(Beginning of Supplied material)

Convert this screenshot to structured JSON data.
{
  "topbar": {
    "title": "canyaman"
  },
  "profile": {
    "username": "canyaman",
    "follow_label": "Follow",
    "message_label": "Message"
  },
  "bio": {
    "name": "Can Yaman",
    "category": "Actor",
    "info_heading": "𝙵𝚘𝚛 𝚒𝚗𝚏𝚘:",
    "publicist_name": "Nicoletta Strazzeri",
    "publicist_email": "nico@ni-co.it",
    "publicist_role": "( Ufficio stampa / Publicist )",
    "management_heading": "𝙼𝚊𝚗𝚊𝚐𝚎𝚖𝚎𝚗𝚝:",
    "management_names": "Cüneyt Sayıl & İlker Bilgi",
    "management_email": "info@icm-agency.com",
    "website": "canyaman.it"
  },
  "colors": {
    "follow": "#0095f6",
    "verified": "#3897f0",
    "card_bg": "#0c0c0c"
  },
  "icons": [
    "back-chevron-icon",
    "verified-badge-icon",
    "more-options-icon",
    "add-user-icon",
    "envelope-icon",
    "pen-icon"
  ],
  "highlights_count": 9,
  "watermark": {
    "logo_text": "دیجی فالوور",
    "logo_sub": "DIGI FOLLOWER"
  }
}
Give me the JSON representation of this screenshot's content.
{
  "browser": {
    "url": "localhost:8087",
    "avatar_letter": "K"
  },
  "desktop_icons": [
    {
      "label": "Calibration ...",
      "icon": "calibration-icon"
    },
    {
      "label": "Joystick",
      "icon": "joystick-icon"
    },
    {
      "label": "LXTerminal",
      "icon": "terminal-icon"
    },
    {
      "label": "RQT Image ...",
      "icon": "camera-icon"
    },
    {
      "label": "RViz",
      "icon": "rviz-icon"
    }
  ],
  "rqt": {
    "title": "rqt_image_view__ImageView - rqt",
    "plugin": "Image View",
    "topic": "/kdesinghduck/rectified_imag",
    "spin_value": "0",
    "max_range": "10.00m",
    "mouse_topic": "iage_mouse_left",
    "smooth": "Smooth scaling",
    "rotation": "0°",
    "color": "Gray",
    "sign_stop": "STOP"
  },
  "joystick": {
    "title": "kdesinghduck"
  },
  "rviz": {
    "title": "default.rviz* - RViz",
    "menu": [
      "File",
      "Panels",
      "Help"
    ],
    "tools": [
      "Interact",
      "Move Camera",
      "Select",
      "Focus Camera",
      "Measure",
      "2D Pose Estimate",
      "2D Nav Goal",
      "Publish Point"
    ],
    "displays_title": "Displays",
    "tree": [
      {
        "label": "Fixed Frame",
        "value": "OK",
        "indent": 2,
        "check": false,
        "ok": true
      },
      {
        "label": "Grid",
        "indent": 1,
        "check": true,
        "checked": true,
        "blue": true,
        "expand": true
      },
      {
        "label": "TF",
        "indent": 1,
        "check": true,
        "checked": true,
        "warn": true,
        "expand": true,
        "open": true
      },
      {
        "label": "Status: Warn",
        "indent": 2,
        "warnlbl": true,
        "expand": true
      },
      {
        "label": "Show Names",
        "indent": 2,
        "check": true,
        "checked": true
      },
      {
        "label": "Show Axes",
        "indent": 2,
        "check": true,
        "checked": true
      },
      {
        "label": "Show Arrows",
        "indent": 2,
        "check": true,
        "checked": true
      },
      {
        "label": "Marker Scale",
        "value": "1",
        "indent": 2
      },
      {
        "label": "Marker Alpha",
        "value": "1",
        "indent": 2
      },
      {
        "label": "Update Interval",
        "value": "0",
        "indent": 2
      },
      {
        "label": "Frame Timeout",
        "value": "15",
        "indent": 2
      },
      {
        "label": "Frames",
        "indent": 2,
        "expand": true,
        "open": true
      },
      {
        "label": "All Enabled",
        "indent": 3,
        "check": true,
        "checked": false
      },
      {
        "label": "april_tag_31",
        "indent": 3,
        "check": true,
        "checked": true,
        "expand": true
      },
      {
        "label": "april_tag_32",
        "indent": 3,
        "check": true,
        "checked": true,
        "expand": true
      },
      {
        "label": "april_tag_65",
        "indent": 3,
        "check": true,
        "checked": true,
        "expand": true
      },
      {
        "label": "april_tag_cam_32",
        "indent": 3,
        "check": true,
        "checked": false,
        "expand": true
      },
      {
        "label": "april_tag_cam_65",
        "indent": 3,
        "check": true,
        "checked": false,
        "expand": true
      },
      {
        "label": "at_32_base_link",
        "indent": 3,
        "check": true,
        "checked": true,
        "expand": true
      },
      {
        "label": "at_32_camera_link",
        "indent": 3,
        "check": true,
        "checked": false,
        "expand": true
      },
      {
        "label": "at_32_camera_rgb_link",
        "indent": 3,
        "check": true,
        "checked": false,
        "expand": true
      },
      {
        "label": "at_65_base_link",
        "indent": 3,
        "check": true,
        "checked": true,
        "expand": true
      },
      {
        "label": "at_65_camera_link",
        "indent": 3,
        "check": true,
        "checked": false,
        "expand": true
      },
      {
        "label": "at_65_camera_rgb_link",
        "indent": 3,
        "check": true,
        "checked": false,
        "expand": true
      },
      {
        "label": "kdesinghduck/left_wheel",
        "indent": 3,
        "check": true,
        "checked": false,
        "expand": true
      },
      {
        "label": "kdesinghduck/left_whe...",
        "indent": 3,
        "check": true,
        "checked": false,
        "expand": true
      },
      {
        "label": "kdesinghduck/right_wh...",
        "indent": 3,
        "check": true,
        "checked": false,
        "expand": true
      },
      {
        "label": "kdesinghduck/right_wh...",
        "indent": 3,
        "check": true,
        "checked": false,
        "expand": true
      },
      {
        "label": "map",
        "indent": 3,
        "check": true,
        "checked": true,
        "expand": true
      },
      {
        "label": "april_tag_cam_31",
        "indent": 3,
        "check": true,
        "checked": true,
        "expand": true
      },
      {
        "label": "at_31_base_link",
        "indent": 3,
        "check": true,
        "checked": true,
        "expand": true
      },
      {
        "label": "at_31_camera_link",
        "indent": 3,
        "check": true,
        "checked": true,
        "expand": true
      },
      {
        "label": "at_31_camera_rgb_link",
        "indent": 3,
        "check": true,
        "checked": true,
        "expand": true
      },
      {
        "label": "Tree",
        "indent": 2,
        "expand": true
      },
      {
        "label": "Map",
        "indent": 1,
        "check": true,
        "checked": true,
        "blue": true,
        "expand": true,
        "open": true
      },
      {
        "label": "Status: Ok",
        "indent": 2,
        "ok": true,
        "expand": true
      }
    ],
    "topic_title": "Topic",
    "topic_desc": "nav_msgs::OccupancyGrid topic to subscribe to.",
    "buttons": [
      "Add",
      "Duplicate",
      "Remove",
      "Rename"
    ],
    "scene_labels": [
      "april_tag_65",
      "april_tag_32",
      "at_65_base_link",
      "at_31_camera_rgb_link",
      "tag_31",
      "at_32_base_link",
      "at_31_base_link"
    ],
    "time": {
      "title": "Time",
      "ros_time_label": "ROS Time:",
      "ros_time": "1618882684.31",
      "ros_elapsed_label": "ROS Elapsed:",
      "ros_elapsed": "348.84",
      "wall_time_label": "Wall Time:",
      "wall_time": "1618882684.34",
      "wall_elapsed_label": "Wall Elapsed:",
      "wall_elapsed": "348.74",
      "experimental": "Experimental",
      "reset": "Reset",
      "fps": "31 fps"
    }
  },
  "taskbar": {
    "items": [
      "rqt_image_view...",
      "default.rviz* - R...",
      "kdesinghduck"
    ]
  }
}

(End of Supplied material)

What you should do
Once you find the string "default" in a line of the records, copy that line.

Reply to the exercise
    "title": "default.rviz* - RViz",
      "default.rviz* - R...",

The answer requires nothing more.